It was also accepted that the Claimant’s witness statement did not adequately state how well the witness recalled matters, or whether their recollection had been refreshed by reference to documents. However, the court did not take any action in this regard because this requirement applies only to “important disputed matters of fact” and the Defendant had not identified these.
Caution when referring to other (non-compliant) witness statements
In Cardiff City Football Club (Holdings) Ltd, Re  EWHC 322 (Ch), the Claimant filed a short witness statement which purported to be compliant with PD 57AC and referred to the contents of another witness statement made by the Claimant in earlier discontinued proceedings.
The court held that it was not permissible for the Claimant to rely on the witness statement served in connection with the earlier proceedings, as that witness statement was not prepared in accordance with PD 57AC. Citing PD 57AC paragraph 5.2, the court refused permission for the Claimant to rely on the trial witness statement, but stated that he would consider an application for permission to serve a replacement witness statement or for part of the witness’ evidence in chief to be given orally.

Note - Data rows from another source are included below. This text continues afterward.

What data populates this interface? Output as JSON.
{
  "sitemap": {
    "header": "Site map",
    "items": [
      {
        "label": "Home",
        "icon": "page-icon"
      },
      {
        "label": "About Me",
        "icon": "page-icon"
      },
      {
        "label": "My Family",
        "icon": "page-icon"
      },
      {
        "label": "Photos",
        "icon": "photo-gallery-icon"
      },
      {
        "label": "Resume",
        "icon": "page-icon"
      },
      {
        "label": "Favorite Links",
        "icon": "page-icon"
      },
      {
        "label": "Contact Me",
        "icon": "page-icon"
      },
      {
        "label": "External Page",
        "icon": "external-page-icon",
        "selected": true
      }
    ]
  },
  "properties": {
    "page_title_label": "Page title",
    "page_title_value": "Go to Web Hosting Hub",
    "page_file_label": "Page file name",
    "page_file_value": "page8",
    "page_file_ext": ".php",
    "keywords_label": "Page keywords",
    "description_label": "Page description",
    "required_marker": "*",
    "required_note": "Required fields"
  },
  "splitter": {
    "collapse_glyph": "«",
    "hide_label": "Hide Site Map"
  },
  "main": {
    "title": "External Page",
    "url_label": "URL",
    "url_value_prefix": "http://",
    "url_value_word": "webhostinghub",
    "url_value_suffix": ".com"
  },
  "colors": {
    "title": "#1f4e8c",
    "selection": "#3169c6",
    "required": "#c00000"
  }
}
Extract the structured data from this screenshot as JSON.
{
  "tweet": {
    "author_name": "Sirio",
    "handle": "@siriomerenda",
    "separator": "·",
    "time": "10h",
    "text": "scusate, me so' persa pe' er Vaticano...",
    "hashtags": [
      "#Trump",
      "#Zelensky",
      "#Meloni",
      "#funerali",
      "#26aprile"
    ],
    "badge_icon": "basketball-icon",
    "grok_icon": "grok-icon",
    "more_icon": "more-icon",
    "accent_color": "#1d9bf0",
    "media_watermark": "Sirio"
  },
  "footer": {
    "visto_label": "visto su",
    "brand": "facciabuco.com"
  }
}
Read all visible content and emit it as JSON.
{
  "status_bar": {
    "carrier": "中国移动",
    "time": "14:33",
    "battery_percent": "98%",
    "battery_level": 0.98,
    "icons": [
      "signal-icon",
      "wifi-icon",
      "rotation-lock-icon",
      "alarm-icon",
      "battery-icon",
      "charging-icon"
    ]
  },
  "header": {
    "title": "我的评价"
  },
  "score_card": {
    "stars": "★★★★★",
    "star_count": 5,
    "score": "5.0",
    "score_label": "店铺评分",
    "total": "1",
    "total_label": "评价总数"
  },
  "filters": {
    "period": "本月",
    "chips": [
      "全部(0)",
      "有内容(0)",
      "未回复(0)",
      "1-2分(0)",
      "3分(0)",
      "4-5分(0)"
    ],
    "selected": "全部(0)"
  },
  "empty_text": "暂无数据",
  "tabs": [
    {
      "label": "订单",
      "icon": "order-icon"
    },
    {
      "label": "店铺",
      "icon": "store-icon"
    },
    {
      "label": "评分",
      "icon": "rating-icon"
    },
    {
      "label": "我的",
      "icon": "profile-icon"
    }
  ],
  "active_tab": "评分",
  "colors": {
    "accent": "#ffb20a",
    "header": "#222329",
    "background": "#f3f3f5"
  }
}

The courts are keen to ensure that trial witness statements will provide the best quality factual evidence at trial, increasing the Court’s efficiency due to a greater degree of transparency, relevance and objectivity. It is clear the courts are willing to get involved to ensure that trial witness statements comply with the new rules under Practice Direction 57AC. However, they have made it clear that the parties should seek to resolve matters between themselves, and those who refuse to engage without court intervention, should be wary of significant cost consequences being imposed.